(WORKING DATA)

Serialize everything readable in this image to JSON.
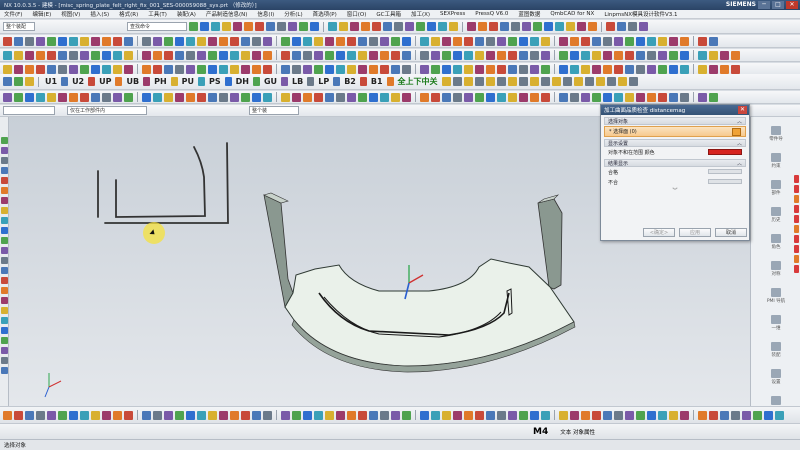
{
  "window": {
    "title": "NX 10.0.3.5 - 建模 - [misc_spring_plate_felt_right_fix_001_SES-000059088_sys.prt （修改的）]",
    "brand": "SIEMENS",
    "minimize": "─",
    "maximize": "□",
    "close": "✕"
  },
  "menubar": {
    "items": [
      "文件(F)",
      "编辑(E)",
      "视图(V)",
      "插入(S)",
      "格式(R)",
      "工具(T)",
      "装配(A)",
      "产品制造信息(N)",
      "信息(I)",
      "分析(L)",
      "首选项(P)",
      "窗口(O)",
      "GC工具箱",
      "加工(X)",
      "SEXPress",
      "PressQ V6.0",
      "蓝图数据",
      "QmbCAD for NX",
      "LinpmsNX模具设计软件V3.1"
    ]
  },
  "toolbar": {
    "text_buttons": [
      "U1",
      "U2",
      "UP",
      "UB",
      "PH",
      "PU",
      "PS",
      "DH",
      "GU",
      "LB",
      "LP",
      "B2",
      "B1"
    ],
    "filter_combo": "整个装配",
    "select_combo": "仅在工作部件内",
    "layer_combo": "整个装",
    "search_placeholder": "查找命令",
    "m4_label": "M4",
    "chinese_cmd": "全上下中关"
  },
  "dialog": {
    "title": "加工曲面品质检查 distancemag",
    "section_select": "选择对象",
    "select_row": "* 选择面 (0)",
    "section_display": "显示设置",
    "display_row": "对象不和在范围 颜色",
    "section_info": "结果显示",
    "row_pass": "合格",
    "row_fail": "不合",
    "ok": "<确定>",
    "apply": "应用",
    "cancel": "取消"
  },
  "right_panel": {
    "items": [
      "零件导",
      "约束",
      "部件",
      "历史",
      "角色",
      "对称",
      "PMI 导航",
      "一维",
      "装配",
      "设置",
      "部件导"
    ]
  },
  "statusbar": {
    "text": "选择对象",
    "bottom_chinese": "文本 对象属性"
  },
  "colors": {
    "title_bg": "#345275",
    "accent_red": "#d6231f",
    "select_orange": "#f7c98d",
    "viewport_top": "#c8cfd7",
    "viewport_bottom": "#e6e9ed",
    "part_face": "#eaf1ea"
  }
}
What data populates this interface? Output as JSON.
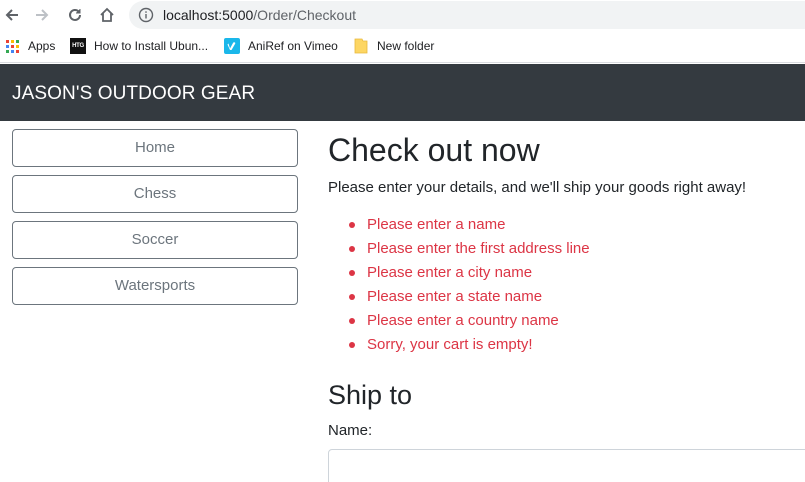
{
  "browser": {
    "url_host": "localhost:5000",
    "url_path": "/Order/Checkout",
    "bookmarks": [
      {
        "label": "Apps",
        "icon": "apps-grid-icon"
      },
      {
        "label": "How to Install Ubun...",
        "icon": "htg-icon"
      },
      {
        "label": "AniRef on Vimeo",
        "icon": "vimeo-icon"
      },
      {
        "label": "New folder",
        "icon": "folder-icon"
      }
    ],
    "htg_icon_text": "HTG"
  },
  "header": {
    "brand": "JASON'S OUTDOOR GEAR"
  },
  "sidebar": {
    "categories": [
      {
        "label": "Home"
      },
      {
        "label": "Chess"
      },
      {
        "label": "Soccer"
      },
      {
        "label": "Watersports"
      }
    ]
  },
  "main": {
    "title": "Check out now",
    "lead": "Please enter your details, and we'll ship your goods right away!",
    "errors": [
      "Please enter a name",
      "Please enter the first address line",
      "Please enter a city name",
      "Please enter a state name",
      "Please enter a country name",
      "Sorry, your cart is empty!"
    ],
    "ship_to_heading": "Ship to",
    "name_label": "Name:",
    "name_value": ""
  },
  "colors": {
    "header_bg": "#343a40",
    "error": "#dc3545",
    "secondary": "#6c757d"
  }
}
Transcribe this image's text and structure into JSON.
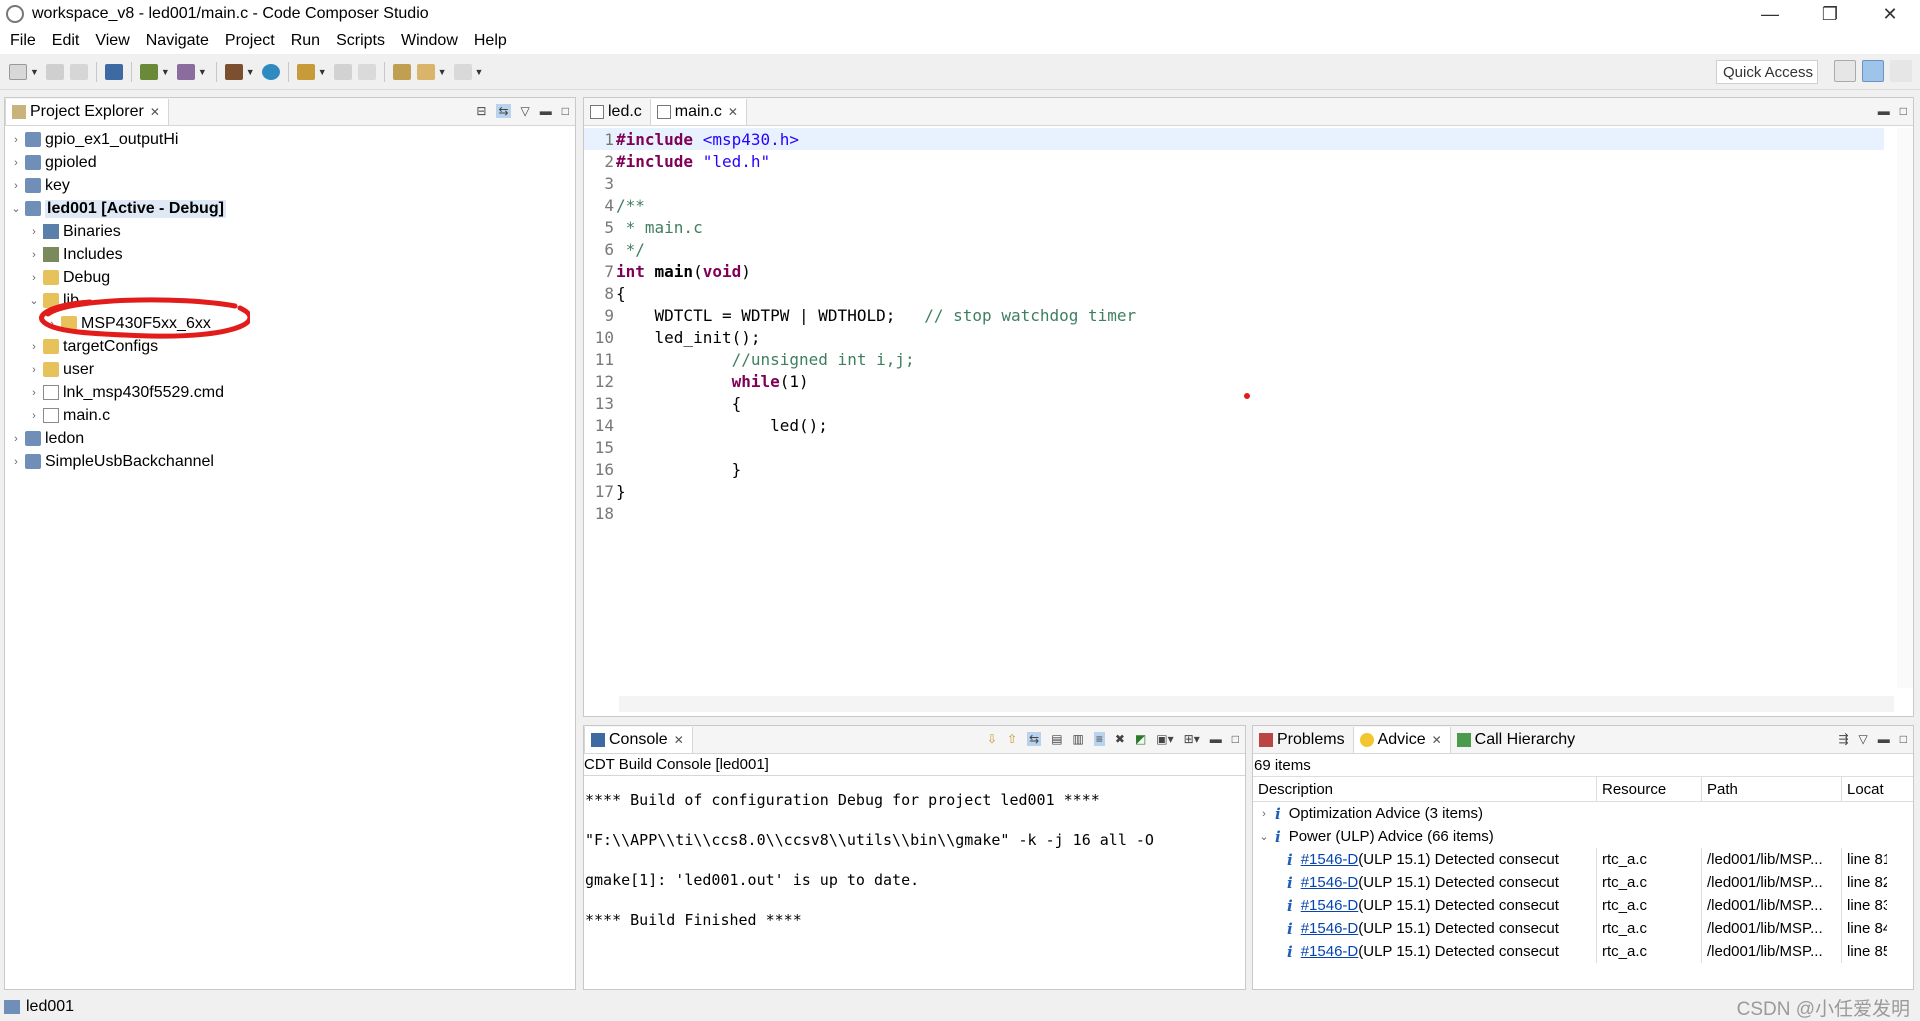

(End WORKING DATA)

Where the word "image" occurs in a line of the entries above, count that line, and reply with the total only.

SOLUTION BELOW: 2